A commonly heard expression among politicians and newspapers during this economic crisis has been the phrase “too big to fail”. It refers to the basic principle under capitalism that in times of crisis, which capitalism necessarily engenders every now and then, the largest companies and banks cannot be allowed to go bankrupt. Smaller businesses can go bankrupt, millions can become unemployed, but a truly ‘free’ market solution of bankruptcy for all overinvested corporations would so thoroughly destroy any modern advanced economy that it would inevitably lead to revolt and revolution. To stave this off, any amount of tax money and borrowing is therefore justified to save banks and companies of such size that their fall would risk taking everything else with it. As a result, real unemployment in the United States is estimated to be around 16%, yet enormous sums in the billions of dollars have been borrowed by its government to prop up the profitability of its largest banks and insurers, from AIG to Goldman Sachs.(1)
Yet rarely is this expression used for an entire country, even though there is no reason why entire economies should not have the same position within regional wholes.
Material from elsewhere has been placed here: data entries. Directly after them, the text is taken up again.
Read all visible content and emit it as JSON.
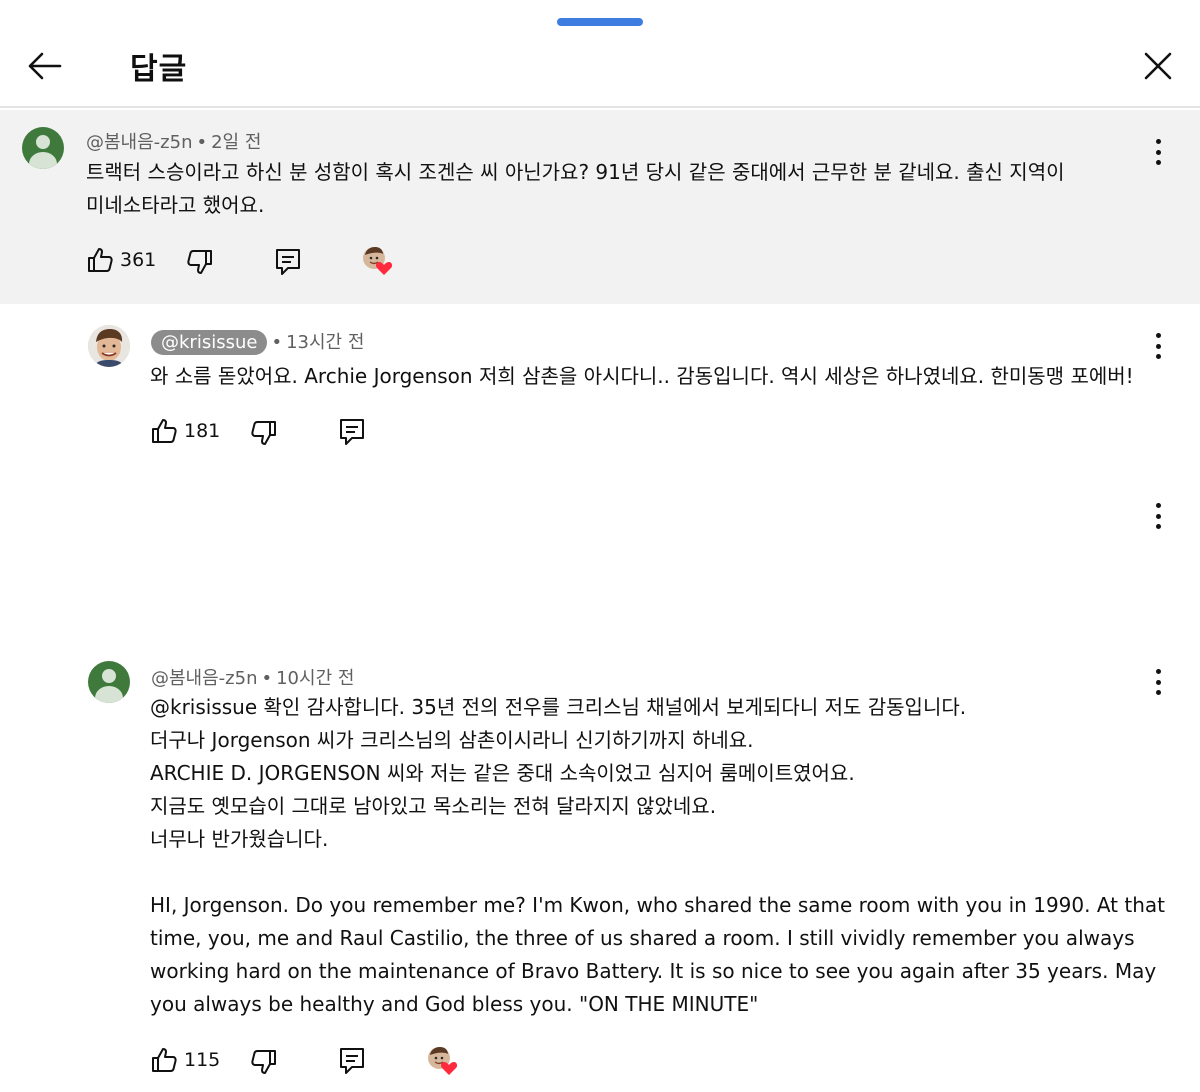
{
  "header": {
    "title": "답글",
    "back_icon": "arrow-left-icon",
    "close_icon": "close-icon"
  },
  "parent": {
    "author": "@봄내음-z5n",
    "time": "2일 전",
    "lines": [
      "트랙터 스승이라고 하신 분 성함이 혹시 조겐슨 씨 아닌가요? 91년 당시 같은 중대에서 근무한 분 같네요. 출신 지역이",
      "미네소타라고 했어요."
    ],
    "likes": "361"
  },
  "replies": [
    {
      "author": "@krisissue",
      "time": "13시간 전",
      "lines": [
        "와 소름 돋았어요. Archie Jorgenson 저희 삼촌을 아시다니.. 감동입니다. 역시 세상은 하나였네요. 한미동맹 포에버!"
      ],
      "likes": "181"
    },
    {
      "author": "@봄내음-z5n",
      "time": "10시간 전",
      "lines": [
        "@krisissue 확인 감사합니다. 35년 전의 전우를 크리스님 채널에서 보게되다니 저도 감동입니다.",
        "더구나 Jorgenson 씨가 크리스님의 삼촌이시라니 신기하기까지 하네요.",
        "ARCHIE D. JORGENSON 씨와 저는 같은 중대 소속이었고 심지어 룸메이트였어요.",
        "지금도 옛모습이 그대로 남아있고 목소리는 전혀 달라지지 않았네요.",
        "너무나 반가웠습니다.",
        "",
        "HI, Jorgenson. Do you remember me? I'm Kwon, who shared the same room with you in 1990. At that",
        "time, you, me and Raul Castilio, the three of us shared a room. I still vividly remember you always",
        "working hard on the maintenance of Bravo Battery. It is so nice to see you again after 35 years. May",
        "you always be healthy and God bless you. \"ON THE MINUTE\""
      ],
      "likes": "115"
    }
  ],
  "dot": "•"
}
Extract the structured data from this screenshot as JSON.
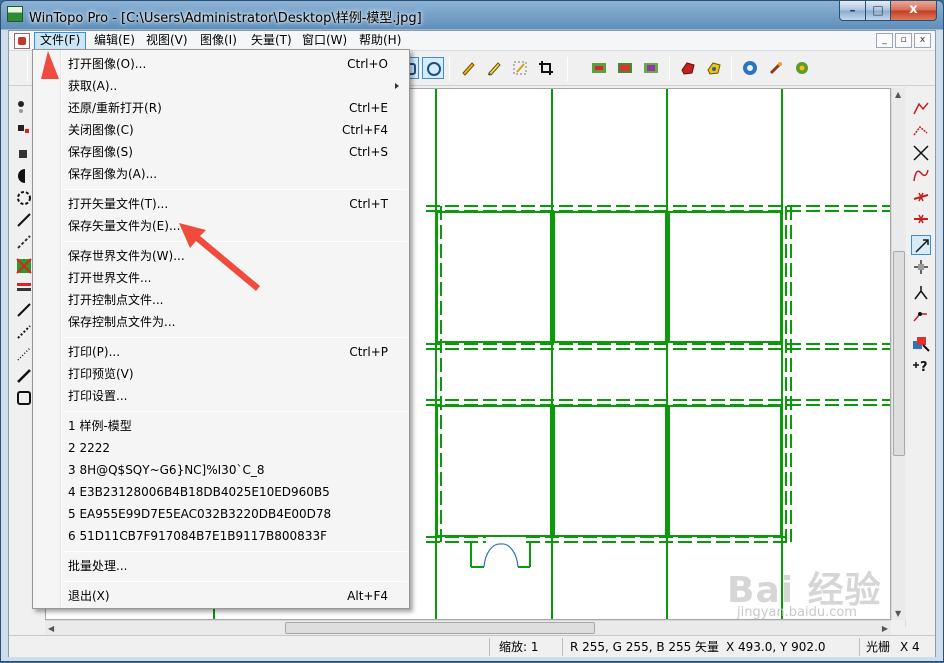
{
  "window": {
    "title": "WinTopo Pro - [C:\\Users\\Administrator\\Desktop\\样例-模型.jpg]",
    "accent": "#3c8fd0"
  },
  "window_controls": {
    "min": "–",
    "max": "□",
    "close": "x"
  },
  "menubar": {
    "items": [
      {
        "label": "文件(F)"
      },
      {
        "label": "编辑(E)"
      },
      {
        "label": "视图(V)"
      },
      {
        "label": "图像(I)"
      },
      {
        "label": "矢量(T)"
      },
      {
        "label": "窗口(W)"
      },
      {
        "label": "帮助(H)"
      }
    ],
    "active_item": "文件(F)",
    "mdi_controls": [
      "_",
      "▫",
      "x"
    ]
  },
  "file_menu": {
    "items": [
      {
        "label": "打开图像(O)...",
        "shortcut": "Ctrl+O"
      },
      {
        "label": "获取(A)..",
        "shortcut": "",
        "submenu": true
      },
      {
        "label": "还原/重新打开(R)",
        "shortcut": "Ctrl+E"
      },
      {
        "label": "关闭图像(C)",
        "shortcut": "Ctrl+F4"
      },
      {
        "label": "保存图像(S)",
        "shortcut": "Ctrl+S"
      },
      {
        "label": "保存图像为(A)...",
        "shortcut": ""
      },
      {
        "label": "打开矢量文件(T)...",
        "shortcut": "Ctrl+T"
      },
      {
        "label": "保存矢量文件为(E)...",
        "shortcut": ""
      },
      {
        "label": "保存世界文件为(W)...",
        "shortcut": ""
      },
      {
        "label": "打开世界文件...",
        "shortcut": ""
      },
      {
        "label": "打开控制点文件...",
        "shortcut": ""
      },
      {
        "label": "保存控制点文件为...",
        "shortcut": ""
      },
      {
        "label": "打印(P)...",
        "shortcut": "Ctrl+P"
      },
      {
        "label": "打印预览(V)",
        "shortcut": ""
      },
      {
        "label": "打印设置...",
        "shortcut": ""
      },
      {
        "label": "1 样例-模型",
        "shortcut": ""
      },
      {
        "label": "2 2222",
        "shortcut": ""
      },
      {
        "label": "3 8H@Q$SQY~G6}NC]%I30`C_8",
        "shortcut": ""
      },
      {
        "label": "4 E3B23128006B4B18DB4025E10ED960B5",
        "shortcut": ""
      },
      {
        "label": "5 EA955E99D7E5EAC032B3220DB4E00D78",
        "shortcut": ""
      },
      {
        "label": "6 51D11CB7F917084B7E1B9117B800833F",
        "shortcut": ""
      },
      {
        "label": "批量处理...",
        "shortcut": ""
      },
      {
        "label": "退出(X)",
        "shortcut": "Alt+F4"
      }
    ]
  },
  "statusbar": {
    "zoom": "缩放: 1",
    "rgb": "R 255, G 255, B 255",
    "vector_label": "矢量",
    "coords": "X 493.0, Y 902.0",
    "raster_label": "光栅",
    "raster_x": "X 4"
  },
  "watermark": {
    "text": "Bai 经验",
    "url": "jingyan.baidu.com"
  },
  "colors": {
    "drawing_line": "#0a9a0a",
    "annotation_arrow": "#ef4b3f"
  }
}
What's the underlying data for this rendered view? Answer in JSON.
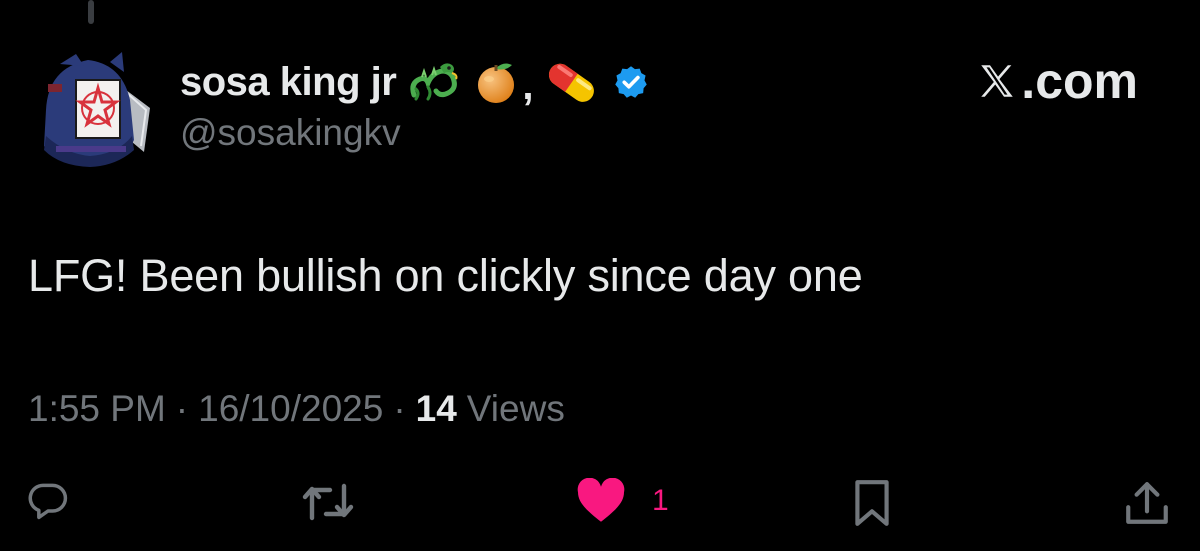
{
  "tweet": {
    "display_name": "sosa king jr",
    "name_emojis": [
      "dragon-emoji",
      "tangerine-emoji",
      "pill-emoji"
    ],
    "name_comma": ",",
    "verified": true,
    "handle": "@sosakingkv",
    "brand": ".com",
    "text": "LFG! Been bullish on clickly since day one",
    "time": "1:55 PM",
    "separator": "·",
    "date": "16/10/2025",
    "views_count": "14",
    "views_label": "Views"
  },
  "actions": {
    "like_count": "1",
    "icons": [
      "reply-icon",
      "retweet-icon",
      "like-icon",
      "bookmark-icon",
      "share-icon"
    ],
    "like_color": "#f91880",
    "icon_color": "#71767b"
  },
  "colors": {
    "background": "#000000",
    "text": "#e7e9ea",
    "muted": "#71767b",
    "verified": "#1d9bf0"
  }
}
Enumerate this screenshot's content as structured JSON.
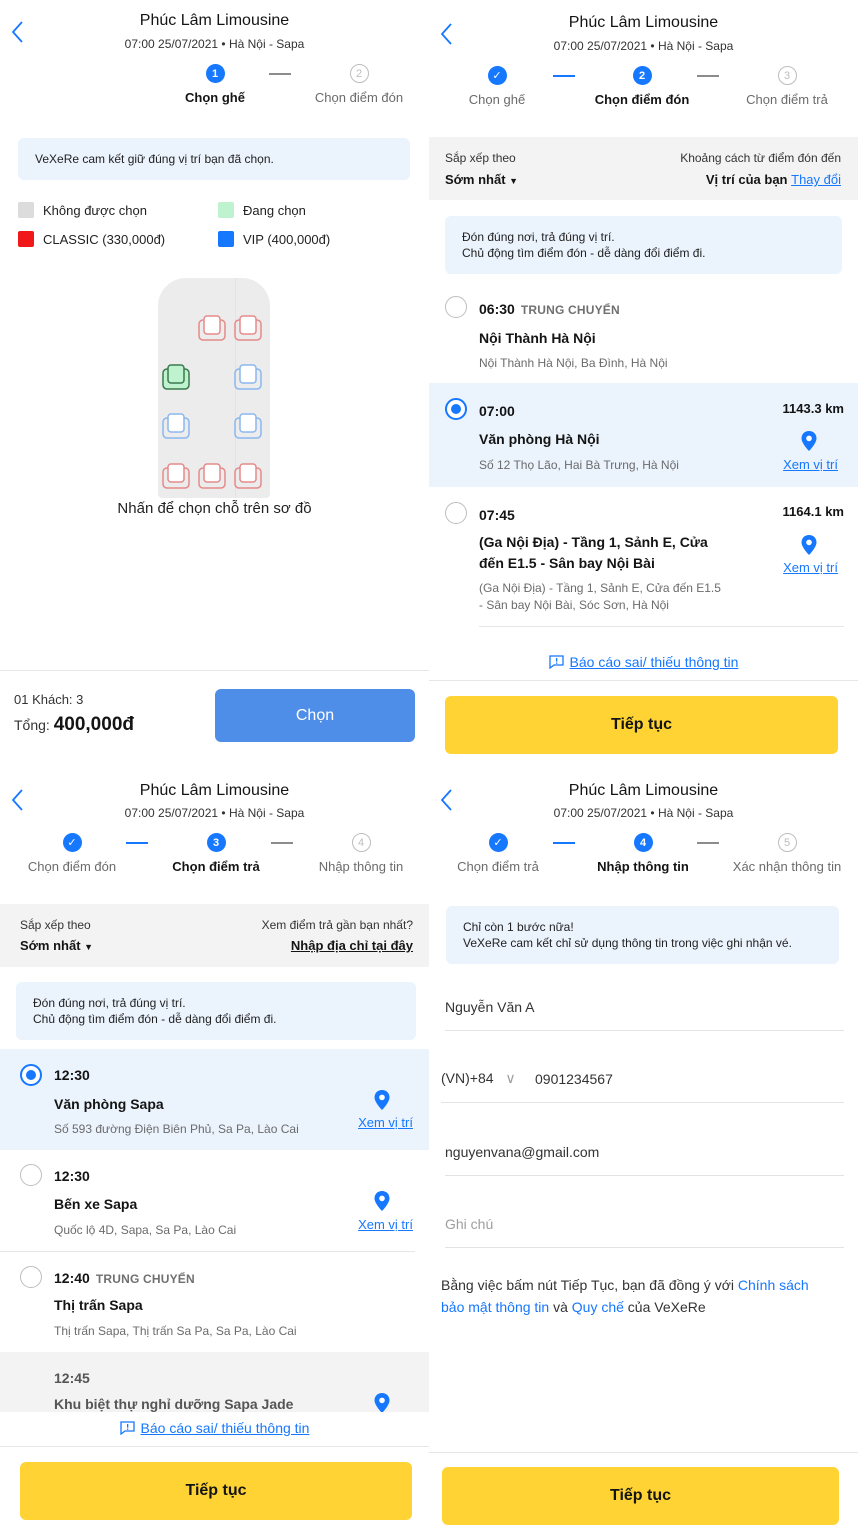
{
  "header": {
    "title": "Phúc Lâm Limousine",
    "subtitle": "07:00 25/07/2021 • Hà Nội - Sapa"
  },
  "colors": {
    "accent_blue": "#1677ff",
    "cta_yellow": "#ffd333",
    "selected_bg": "#ebf3fd"
  },
  "screen1": {
    "steps": [
      {
        "num": "1",
        "label": "Chọn ghế",
        "state": "active"
      },
      {
        "num": "2",
        "label": "Chọn điểm đón",
        "state": "pending"
      }
    ],
    "notice": "VeXeRe cam kết giữ đúng vị trí bạn đã chọn.",
    "legend": {
      "unavailable": "Không được chọn",
      "selecting": "Đang chọn",
      "classic": "CLASSIC (330,000đ)",
      "vip": "VIP (400,000đ)"
    },
    "hint": "Nhấn để chọn chỗ trên sơ đồ",
    "footer": {
      "guests": "01 Khách: 3",
      "total_label": "Tổng:",
      "total_value": "400,000đ",
      "button": "Chọn"
    }
  },
  "screen2": {
    "steps": [
      {
        "num": "✓",
        "label": "Chọn ghế",
        "state": "done"
      },
      {
        "num": "2",
        "label": "Chọn điểm đón",
        "state": "active"
      },
      {
        "num": "3",
        "label": "Chọn điểm trả",
        "state": "pending"
      }
    ],
    "sort": {
      "label": "Sắp xếp theo",
      "value": "Sớm nhất",
      "right_label": "Khoảng cách từ điểm đón đến",
      "right_value": "Vị trí của bạn",
      "right_link": "Thay đổi"
    },
    "notice_line1": "Đón đúng nơi, trả đúng vị trí.",
    "notice_line2": "Chủ động tìm điểm đón - dễ dàng đổi điểm đi.",
    "points": [
      {
        "time": "06:30",
        "tag": "TRUNG CHUYỂN",
        "name": "Nội Thành Hà Nội",
        "address": "Nội Thành Hà Nội, Ba Đình, Hà Nội"
      },
      {
        "time": "07:00",
        "distance": "1143.3 km",
        "name": "Văn phòng Hà Nội",
        "address": "Số 12 Thọ Lão, Hai Bà Trưng, Hà Nội",
        "map": "Xem vị trí"
      },
      {
        "time": "07:45",
        "distance": "1164.1 km",
        "name_line1": "(Ga Nội Địa) - Tầng 1, Sảnh E, Cửa",
        "name_line2": "đến E1.5 - Sân bay Nội Bài",
        "address_line1": "(Ga Nội Địa) - Tầng 1, Sảnh E, Cửa đến E1.5",
        "address_line2": "- Sân bay Nội Bài, Sóc Sơn, Hà Nội",
        "map": "Xem vị trí"
      }
    ],
    "report": "Báo cáo sai/ thiếu thông tin",
    "button": "Tiếp tục"
  },
  "screen3": {
    "steps": [
      {
        "num": "✓",
        "label": "Chọn điểm đón",
        "state": "done"
      },
      {
        "num": "3",
        "label": "Chọn điểm trả",
        "state": "active"
      },
      {
        "num": "4",
        "label": "Nhập thông tin",
        "state": "pending"
      }
    ],
    "sort": {
      "label": "Sắp xếp theo",
      "value": "Sớm nhất",
      "right_label": "Xem điểm trả gần bạn nhất?",
      "right_link": "Nhập địa chỉ tại đây"
    },
    "notice_line1": "Đón đúng nơi, trả đúng vị trí.",
    "notice_line2": "Chủ động tìm điểm đón - dễ dàng đổi điểm đi.",
    "points": [
      {
        "time": "12:30",
        "name": "Văn phòng Sapa",
        "address": "Số 593 đường Điện Biên Phủ, Sa Pa, Lào Cai",
        "map": "Xem vị trí"
      },
      {
        "time": "12:30",
        "name": "Bến xe Sapa",
        "address": "Quốc lộ 4D, Sapa, Sa Pa, Lào Cai",
        "map": "Xem vị trí"
      },
      {
        "time": "12:40",
        "tag": "TRUNG CHUYỂN",
        "name": "Thị trấn Sapa",
        "address": "Thị trấn Sapa, Thị trấn Sa Pa, Sa Pa, Lào Cai"
      },
      {
        "time": "12:45",
        "name": "Khu biệt thự nghỉ dưỡng Sapa Jade"
      }
    ],
    "report": "Báo cáo sai/ thiếu thông tin",
    "button": "Tiếp tục"
  },
  "screen4": {
    "steps": [
      {
        "num": "✓",
        "label": "Chọn điểm trả",
        "state": "done"
      },
      {
        "num": "4",
        "label": "Nhập thông tin",
        "state": "active"
      },
      {
        "num": "5",
        "label": "Xác nhận thông tin",
        "state": "pending"
      }
    ],
    "notice_line1": "Chỉ còn 1 bước nữa!",
    "notice_line2": "VeXeRe cam kết chỉ sử dụng thông tin trong việc ghi nhận vé.",
    "form": {
      "name": "Nguyễn Văn A",
      "country_code": "(VN)+84",
      "phone": "0901234567",
      "email": "nguyenvana@gmail.com",
      "note_placeholder": "Ghi chú"
    },
    "terms": {
      "prefix": "Bằng việc bấm nút Tiếp Tục, bạn đã đồng ý với ",
      "link1_a": "Chính sách",
      "link1_b": "bảo mật thông tin",
      "mid": " và ",
      "link2": "Quy chế",
      "suffix": " của VeXeRe"
    },
    "button": "Tiếp tục"
  }
}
Where Iceland has now gone essentially bankrupt as a result of its ultraliberal banking policies and the subsequent extortion of its debtors by the Netherlands and Great Britain, its small size and relatively one-sided economy prevents this from becoming a major economic problem. The same cannot be said of Greece. Continue reading “Crisis in Greece” →
When an earthquake of 7.0 on the Moment scale struck the country of Haiti recently, this led to a total collapse of the government, economy and social institutions of this already plagued country. Some 200.000 people are estimated to have died, on a total population of about 9 million – the proportional equivalent of some 7 million Americans dying at once. It killed also the opposition leader, the Archbishop, and most of the staff of the United Nations mission in Haiti, MINUSTAH. There has subsequently been an outpouring of foreign aid and medical support from many countries around the world. And yet the question about this long-suffering country remains: how come it was so poor and so unprepared? Haiti is not far from the United States, one of the world’s richest countries, and yet it is itself one of the world’s poorest, and has been so for a long time.
To understand Haiti’s history, we must go back to the days of Columbus. Continue reading “Crisis in Haiti” →
Two developments from central Asia dominate the news: on the one hand, there is the higher pitch of battle in Afghanistan, where the new ‘surge’ strategy by America and its allies seeks to regain control over the wayward provinces and political stability, and on the other hand there is the nuclearization of Iran during a time of internal strife in that country. Just now, coalition forces together with the hastily drummed up ‘Afghan National Army’ are assaulting a Taliban stronghold in the backward and dangerous province of Helmand, attempting to dislodge the Taliban from the southern provinces and regaining the political initiative. This latter point is relevant because of the fiasco of the recent elections for the Afghan Presidency. These elections were widely suspected to be fraudulent, including by the foreign commission to supervise them, but more importantly perhaps the turnout for them was vastly lower compared to the first elections not long after the defeat of the Taliban. The cynicism which saw Hamid Karzai retain power despite the fraud and the manner in which he managed to call the Americans’ bluff when it came to replacing him over it will do nothing to reinvigorate the flagging Afghan confidence in their new government structures. Karzai in the meantime is attempting to consolidate his now more independent position. He has always been much more favorable to the warlords and more inclined to compromise with the old forces than the West and its supporters in the region enjoyed, but now the Americans have shown themselves unwilling or unable to find an alternative to his rule, he can more safely afford to ignore their political demands in the domestic arena. This is shown in practice by his proposed electoral law changes, which would make candidates for office highly more dependent on external financing (i.e. robbery and drug trade, like the warlords) and reduce the participation of women in national politics, much disliked by the traditionalists whom Karzai persistently seeks to win over.(1)
All of this therefore makes it clear that the Americans and their allies in Afghanistan have to make a good showing on the scene to regain the initiative and the attention of the Afghans. Everything depends on the degree to which the Afghan population overall perceives the current situation, including occupation, as superior to the alternatives. Continue reading “More on Afghanistan, Iran” →
The British arms manufacturing giant BAE (British Aerospace) has been fined some 286 million pounds sterling for bribing government officials in Third World countries to place orders with their company.(1) Among other activities, they bribed officials in Tanzania to order an advanced radar system for defense in that country, even though Tanzania is not likely to be at war with anyone and is one of the poorer nations in the world. What makes the case all the more remarkable is the fact that earlier on British prosecutors intended to prosecute over bribery of Saudi officials to the same purpose, but that a combined action from then Prime Minister Tony Blair and the Attorney General, Lord Goldsmith, quashed the case, in order not to offend the Western ‘allies’ in Saudi Arabia. In this manner, they showed that neither rule of law nor combating theocracy mean anything to the gentlemen politicians who rule our countries, but that only strategic maneouvers do. Little seems to have changed since the days of the ‘Great Game’ and the Victorian approach to international relations. Continue reading “BAE and the Arms Trade” →